Citation: Jin Y, Bai X, Jiang B, Guo Z and Mu Q (2022) Repetitive Transcranial Magnetic Stimulation Induces Quantified Functional and Structural Changes in Subcortical Stroke: A Combined Arterial Spin Labeling Perfusion and Diffusion Tensor Imaging Study. Front. Hum. Neurosci. 16:829688. doi: 10.3389/fnhum.2022.829688
Received: 06 December 2021; Accepted: 28 February 2022;
Published: 06 April 2022.
Edited by:Hans-Eckhardt Schaefer, University of Stuttgart, Germany
Reviewed by:Francesco Motolese, Campus Bio-Medico University of Rome, Italy
Carmen Terranova, University of Messina, Italy
Copyright © 2022 Jin, Bai, Jiang, Guo and Mu. This is an open-access article distributed under the terms of the Creative Commons Attribution License (CC BY). The use, distribution or reproduction in other forums is permitted, provided the original author(s) and the copyright owner(s) are credited and that the original publication in this journal is cited, in accordance with accepted academic practice. No use, distribution or reproduction is permitted which does not comply with these terms.
*Correspondence: Zhiwei Guo, firstname.lastname@example.org; Qiwen Mu, email@example.com
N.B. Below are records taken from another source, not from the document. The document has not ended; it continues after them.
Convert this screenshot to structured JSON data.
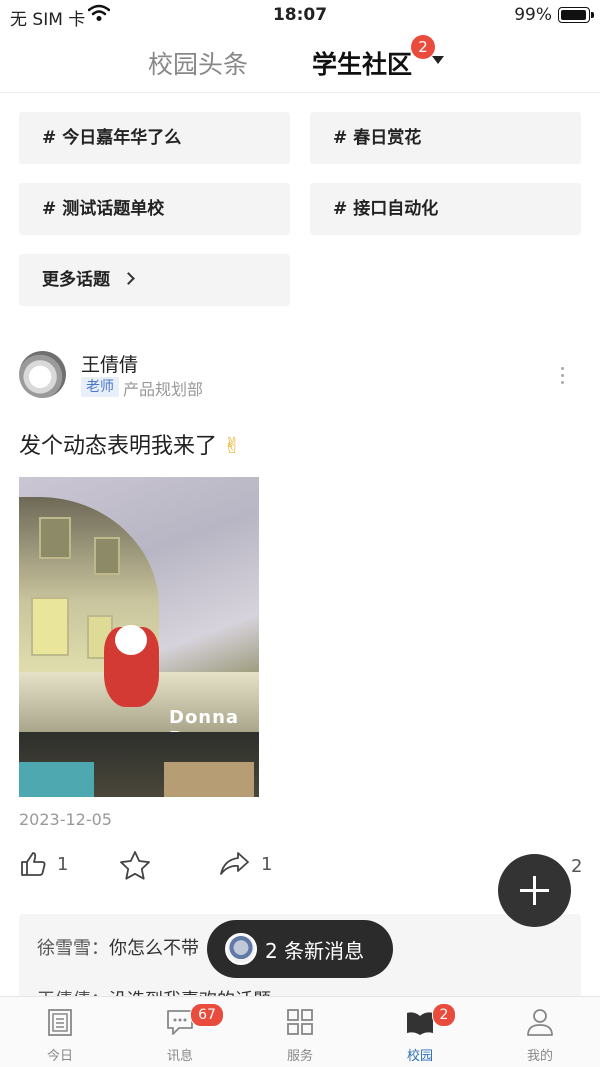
{
  "status_bar": {
    "carrier": "无 SIM 卡",
    "time": "18:07",
    "battery": "99%"
  },
  "header": {
    "tab_campus_news": "校园头条",
    "tab_student_community": "学生社区",
    "community_badge": "2"
  },
  "topics": {
    "items": [
      {
        "hash": "#",
        "label": "今日嘉年华了么"
      },
      {
        "hash": "#",
        "label": "春日赏花"
      },
      {
        "hash": "#",
        "label": "测试话题单校"
      },
      {
        "hash": "#",
        "label": "接口自动化"
      }
    ],
    "more_label": "更多话题"
  },
  "post": {
    "author": "王倩倩",
    "role": "老师",
    "department": "产品规划部",
    "text": "发个动态表明我来了",
    "emoji": "✌",
    "image_sign_text": "Donna D",
    "date": "2023-12-05",
    "like_count": "1",
    "share_count": "1",
    "comment_count": "2"
  },
  "comments": [
    {
      "who": "徐雪雪：",
      "text": "你怎么不带"
    },
    {
      "who": "王倩倩：",
      "text": "没选到我喜欢的话题"
    }
  ],
  "new_messages_pill": {
    "text": "2 条新消息"
  },
  "bottom_nav": {
    "items": [
      {
        "label": "今日",
        "icon": "document-icon"
      },
      {
        "label": "讯息",
        "icon": "chat-icon",
        "badge": "67"
      },
      {
        "label": "服务",
        "icon": "grid-icon"
      },
      {
        "label": "校园",
        "icon": "book-icon",
        "badge": "2"
      },
      {
        "label": "我的",
        "icon": "person-icon"
      }
    ],
    "active_index": 3
  },
  "colors": {
    "badge": "#e94b3c",
    "active_nav": "#2f6fb7",
    "chip_bg": "#f4f4f4",
    "pill_bg": "#2b2b2b"
  }
}
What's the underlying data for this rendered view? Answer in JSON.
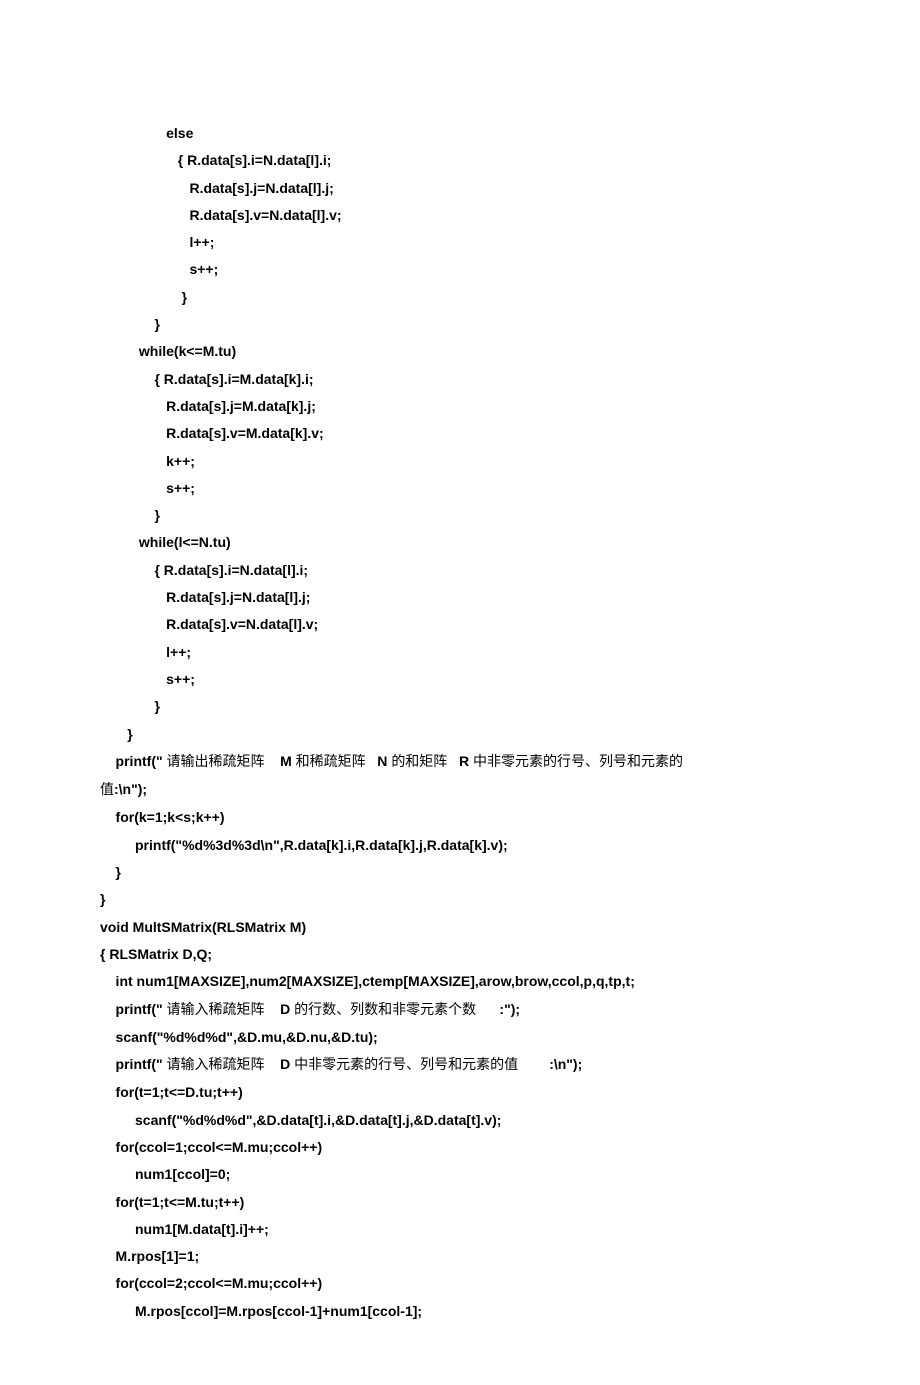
{
  "code": {
    "l1": "                 else",
    "l2": "                    { R.data[s].i=N.data[l].i;",
    "l3": "                       R.data[s].j=N.data[l].j;",
    "l4": "                       R.data[s].v=N.data[l].v;",
    "l5": "                       l++;",
    "l6": "                       s++;",
    "l7": "                     }",
    "l8": "              }",
    "l9": "          while(k<=M.tu)",
    "l10": "              { R.data[s].i=M.data[k].i;",
    "l11": "                 R.data[s].j=M.data[k].j;",
    "l12": "                 R.data[s].v=M.data[k].v;",
    "l13": "                 k++;",
    "l14": "                 s++;",
    "l15": "              }",
    "l16": "          while(l<=N.tu)",
    "l17": "              { R.data[s].i=N.data[l].i;",
    "l18": "                 R.data[s].j=N.data[l].j;",
    "l19": "                 R.data[s].v=N.data[l].v;",
    "l20": "                 l++;",
    "l21": "                 s++;",
    "l22": "              }",
    "l23": "       }",
    "l24a": "    printf(\" ",
    "l24b": "请输出稀疏矩阵",
    "l24c": "    M ",
    "l24d": "和稀疏矩阵",
    "l24e": "   N ",
    "l24f": "的和矩阵",
    "l24g": "   R ",
    "l24h": "中非零元素的行号、列号和元素的",
    "l25a": "值",
    "l25b": ":\\n\");",
    "l26": "    for(k=1;k<s;k++)",
    "l27": "         printf(\"%d%3d%3d\\n\",R.data[k].i,R.data[k].j,R.data[k].v);",
    "l28": "    }",
    "l29": "}",
    "l30": "void MultSMatrix(RLSMatrix M)",
    "l31": "{ RLSMatrix D,Q;",
    "l32": "    int num1[MAXSIZE],num2[MAXSIZE],ctemp[MAXSIZE],arow,brow,ccol,p,q,tp,t;",
    "l33a": "    printf(\" ",
    "l33b": "请输入稀疏矩阵",
    "l33c": "    D ",
    "l33d": "的行数、列数和非零元素个数",
    "l33e": "      :\");",
    "l34": "    scanf(\"%d%d%d\",&D.mu,&D.nu,&D.tu);",
    "l35a": "    printf(\" ",
    "l35b": "请输入稀疏矩阵",
    "l35c": "    D ",
    "l35d": "中非零元素的行号、列号和元素的值",
    "l35e": "        :\\n\");",
    "l36": "    for(t=1;t<=D.tu;t++)",
    "l37": "         scanf(\"%d%d%d\",&D.data[t].i,&D.data[t].j,&D.data[t].v);",
    "l38": "    for(ccol=1;ccol<=M.mu;ccol++)",
    "l39": "         num1[ccol]=0;",
    "l40": "    for(t=1;t<=M.tu;t++)",
    "l41": "         num1[M.data[t].i]++;",
    "l42": "    M.rpos[1]=1;",
    "l43": "    for(ccol=2;ccol<=M.mu;ccol++)",
    "l44": "         M.rpos[ccol]=M.rpos[ccol-1]+num1[ccol-1];"
  }
}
†These authors have contributed equally to this work and share first authorship